Humans are pretty adaptable compared to other hominin species, and other apes, which may have been key to the survival of our species. Most animals stick to particular habitats, or are wide-ranging, and based on that scientists classify species on a continuum between generalist and specialist.

But homo sapiens are unique in that they can specialize, and they can generalize. We are specialist-generalists. Some humans have adapted intensively to one ecological niche, most famously high-altitude zones, while other wander across ecological zones. Yet we are still all one species, able to intermarry, or switch regions and adapt. That makes homo sapiens unique across species.

When Ötzi the Iceman died around 5,300 years ago in the Italian Alps, he was surrounded by thousands of microscopic fragments of bryophytes, a plant group that includes mosses and the flowerless green plants known as liverworts. Now a team has analyzed bryophyte fragments recovered from Ötzi’s clothes, gastrointestinal tract, and pieces of ice around him.

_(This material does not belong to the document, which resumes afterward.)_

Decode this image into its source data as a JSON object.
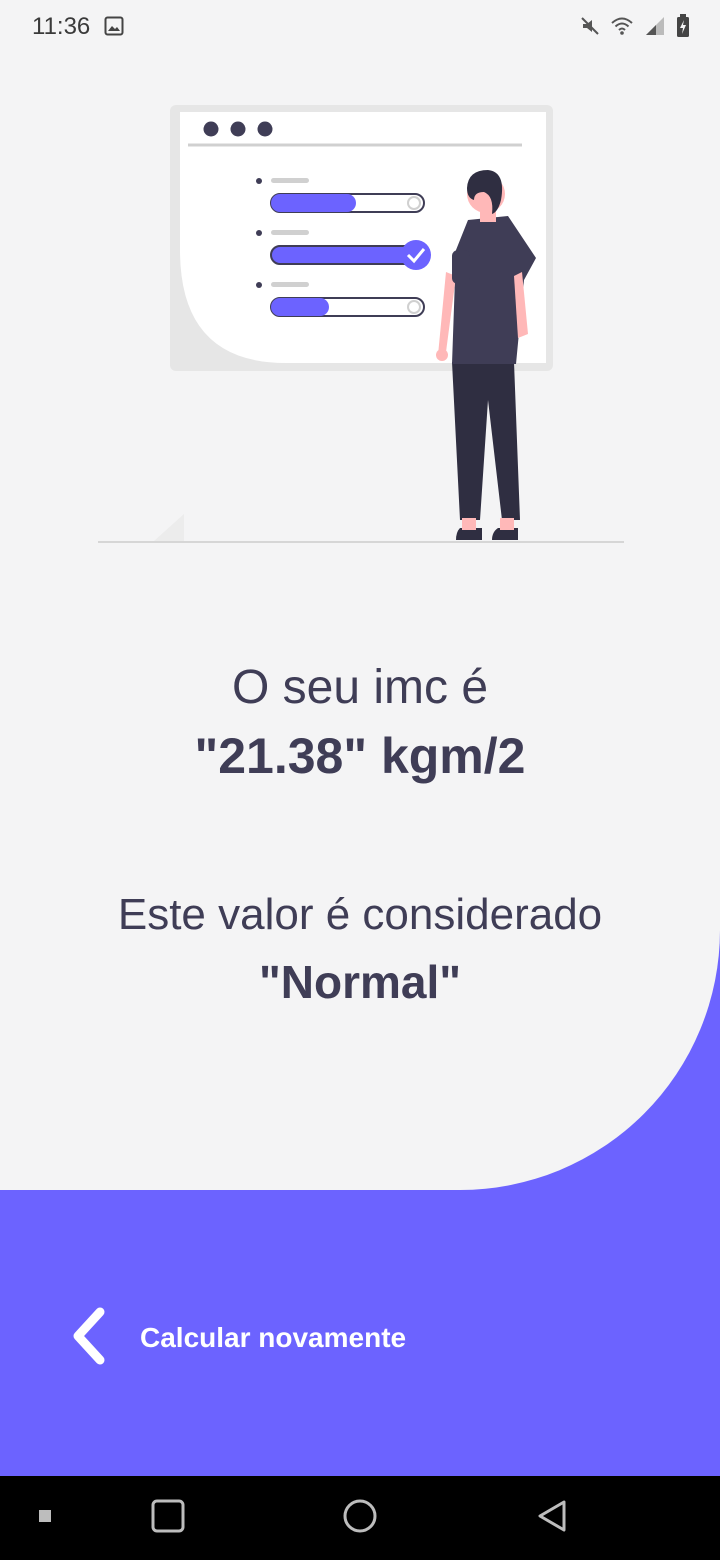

Although only 23 bryophyte species currently live near the glacier where Ötzi was found, about 75 species were identified by the team. This included 10 liverwort species, which are rarely recovered from archaeological sites. The team also found that only 30% of the identified species were local to where Ötzi died. The rest came from lower elevations, helping to confirm the route Ötzi took as he journeyed to what became his final resting place more than 10,000 feet above sea level.